Return every line below in which "Página" appears.

[[ Source material open ]]

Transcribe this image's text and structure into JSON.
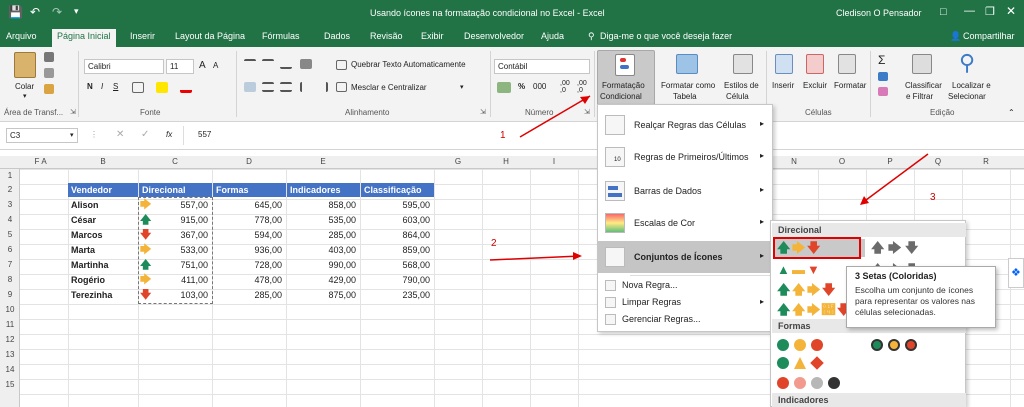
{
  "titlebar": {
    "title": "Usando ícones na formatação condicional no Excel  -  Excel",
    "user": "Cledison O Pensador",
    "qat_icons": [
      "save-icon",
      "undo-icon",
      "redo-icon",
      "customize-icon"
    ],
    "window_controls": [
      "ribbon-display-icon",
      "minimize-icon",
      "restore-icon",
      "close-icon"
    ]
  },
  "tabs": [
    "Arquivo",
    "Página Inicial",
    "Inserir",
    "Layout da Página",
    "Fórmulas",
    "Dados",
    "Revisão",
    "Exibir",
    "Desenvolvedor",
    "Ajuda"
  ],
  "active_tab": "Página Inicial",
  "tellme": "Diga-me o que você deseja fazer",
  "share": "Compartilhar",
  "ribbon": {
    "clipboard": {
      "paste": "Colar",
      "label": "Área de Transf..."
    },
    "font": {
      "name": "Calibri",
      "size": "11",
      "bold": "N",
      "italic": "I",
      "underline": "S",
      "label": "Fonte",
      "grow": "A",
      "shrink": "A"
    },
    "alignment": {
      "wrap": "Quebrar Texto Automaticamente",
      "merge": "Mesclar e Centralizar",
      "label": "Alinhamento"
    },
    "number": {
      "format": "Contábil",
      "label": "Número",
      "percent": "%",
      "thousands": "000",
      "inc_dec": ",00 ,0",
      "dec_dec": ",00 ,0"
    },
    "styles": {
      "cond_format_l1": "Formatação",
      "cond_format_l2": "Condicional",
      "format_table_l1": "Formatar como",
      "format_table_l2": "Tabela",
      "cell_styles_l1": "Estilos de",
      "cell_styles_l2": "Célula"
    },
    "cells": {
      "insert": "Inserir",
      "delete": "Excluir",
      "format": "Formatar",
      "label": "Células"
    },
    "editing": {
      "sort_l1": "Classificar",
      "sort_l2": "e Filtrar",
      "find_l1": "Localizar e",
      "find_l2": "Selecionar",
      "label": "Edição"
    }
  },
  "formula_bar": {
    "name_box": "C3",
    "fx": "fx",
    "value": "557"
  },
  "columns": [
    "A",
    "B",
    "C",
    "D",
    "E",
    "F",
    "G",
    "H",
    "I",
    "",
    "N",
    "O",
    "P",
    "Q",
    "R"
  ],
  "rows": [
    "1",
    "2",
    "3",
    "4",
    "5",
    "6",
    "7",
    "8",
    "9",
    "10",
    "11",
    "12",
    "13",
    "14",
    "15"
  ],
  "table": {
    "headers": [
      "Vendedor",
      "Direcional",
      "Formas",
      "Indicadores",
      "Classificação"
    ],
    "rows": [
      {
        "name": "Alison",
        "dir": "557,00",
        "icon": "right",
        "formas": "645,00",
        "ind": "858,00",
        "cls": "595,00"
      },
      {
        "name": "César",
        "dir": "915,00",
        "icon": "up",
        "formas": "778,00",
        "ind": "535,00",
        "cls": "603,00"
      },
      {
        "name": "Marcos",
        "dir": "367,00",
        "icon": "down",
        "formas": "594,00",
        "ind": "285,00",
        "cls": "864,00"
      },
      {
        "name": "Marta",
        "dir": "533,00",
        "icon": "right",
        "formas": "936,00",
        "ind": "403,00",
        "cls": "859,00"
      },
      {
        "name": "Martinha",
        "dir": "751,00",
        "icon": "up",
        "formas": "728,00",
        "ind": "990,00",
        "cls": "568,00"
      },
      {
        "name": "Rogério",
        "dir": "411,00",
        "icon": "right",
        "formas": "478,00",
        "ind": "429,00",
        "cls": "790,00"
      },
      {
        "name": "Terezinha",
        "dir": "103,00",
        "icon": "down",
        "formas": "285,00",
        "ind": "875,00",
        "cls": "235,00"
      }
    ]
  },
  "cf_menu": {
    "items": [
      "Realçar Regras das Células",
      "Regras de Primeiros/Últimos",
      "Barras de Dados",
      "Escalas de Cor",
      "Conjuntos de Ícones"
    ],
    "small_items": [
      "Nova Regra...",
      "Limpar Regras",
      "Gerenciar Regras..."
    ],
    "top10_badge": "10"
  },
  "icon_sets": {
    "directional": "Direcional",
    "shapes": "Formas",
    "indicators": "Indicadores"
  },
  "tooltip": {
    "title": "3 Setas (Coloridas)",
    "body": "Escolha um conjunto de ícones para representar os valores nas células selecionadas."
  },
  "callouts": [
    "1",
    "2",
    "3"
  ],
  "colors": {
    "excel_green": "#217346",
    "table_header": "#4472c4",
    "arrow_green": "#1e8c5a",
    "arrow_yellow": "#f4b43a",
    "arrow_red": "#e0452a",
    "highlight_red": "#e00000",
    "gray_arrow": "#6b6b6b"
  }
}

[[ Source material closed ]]
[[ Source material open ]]

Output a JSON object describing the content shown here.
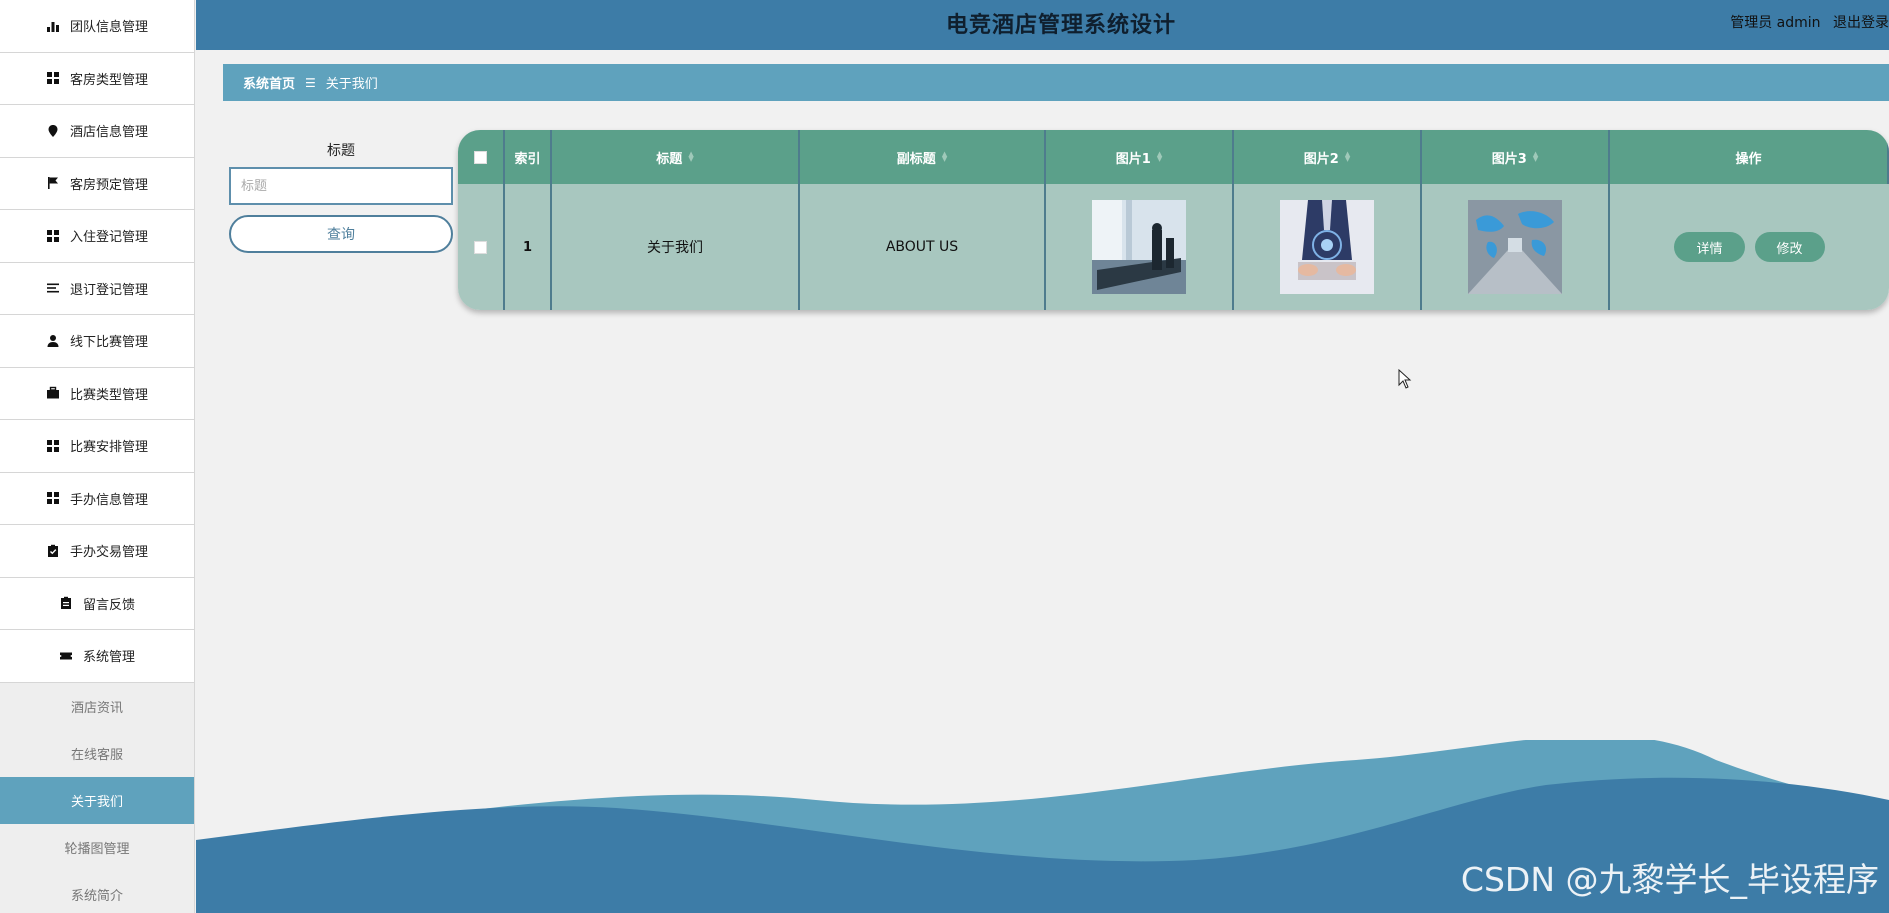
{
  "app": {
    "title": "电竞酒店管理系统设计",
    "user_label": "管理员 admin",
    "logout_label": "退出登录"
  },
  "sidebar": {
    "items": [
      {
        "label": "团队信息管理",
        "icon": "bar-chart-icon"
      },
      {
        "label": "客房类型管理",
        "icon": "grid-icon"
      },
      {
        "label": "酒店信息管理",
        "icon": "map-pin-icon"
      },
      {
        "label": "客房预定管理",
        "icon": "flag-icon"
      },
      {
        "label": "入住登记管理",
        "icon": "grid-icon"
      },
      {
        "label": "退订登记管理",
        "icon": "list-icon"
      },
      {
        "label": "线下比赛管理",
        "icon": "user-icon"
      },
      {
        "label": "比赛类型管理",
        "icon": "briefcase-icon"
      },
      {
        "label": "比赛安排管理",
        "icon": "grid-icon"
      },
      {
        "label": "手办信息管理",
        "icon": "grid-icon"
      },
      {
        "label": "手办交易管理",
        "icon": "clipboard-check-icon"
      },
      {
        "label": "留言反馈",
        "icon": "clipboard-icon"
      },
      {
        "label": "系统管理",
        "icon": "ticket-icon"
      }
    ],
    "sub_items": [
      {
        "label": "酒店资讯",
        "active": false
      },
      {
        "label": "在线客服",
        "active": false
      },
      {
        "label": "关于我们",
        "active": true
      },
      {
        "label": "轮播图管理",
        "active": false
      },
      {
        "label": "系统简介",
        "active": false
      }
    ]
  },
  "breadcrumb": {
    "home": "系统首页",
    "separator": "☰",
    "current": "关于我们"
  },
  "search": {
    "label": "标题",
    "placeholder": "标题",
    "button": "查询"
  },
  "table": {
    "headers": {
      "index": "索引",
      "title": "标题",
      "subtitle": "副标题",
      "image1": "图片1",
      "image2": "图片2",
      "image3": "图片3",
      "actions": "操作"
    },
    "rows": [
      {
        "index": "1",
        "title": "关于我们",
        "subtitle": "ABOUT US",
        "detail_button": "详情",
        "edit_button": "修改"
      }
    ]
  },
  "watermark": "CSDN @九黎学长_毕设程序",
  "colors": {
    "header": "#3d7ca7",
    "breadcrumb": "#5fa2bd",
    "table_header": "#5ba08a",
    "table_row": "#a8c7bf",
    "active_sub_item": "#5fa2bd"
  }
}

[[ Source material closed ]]

> _Response_
    "Página Inicial",
    "Layout da Página",
  "active_tab": "Página Inicial",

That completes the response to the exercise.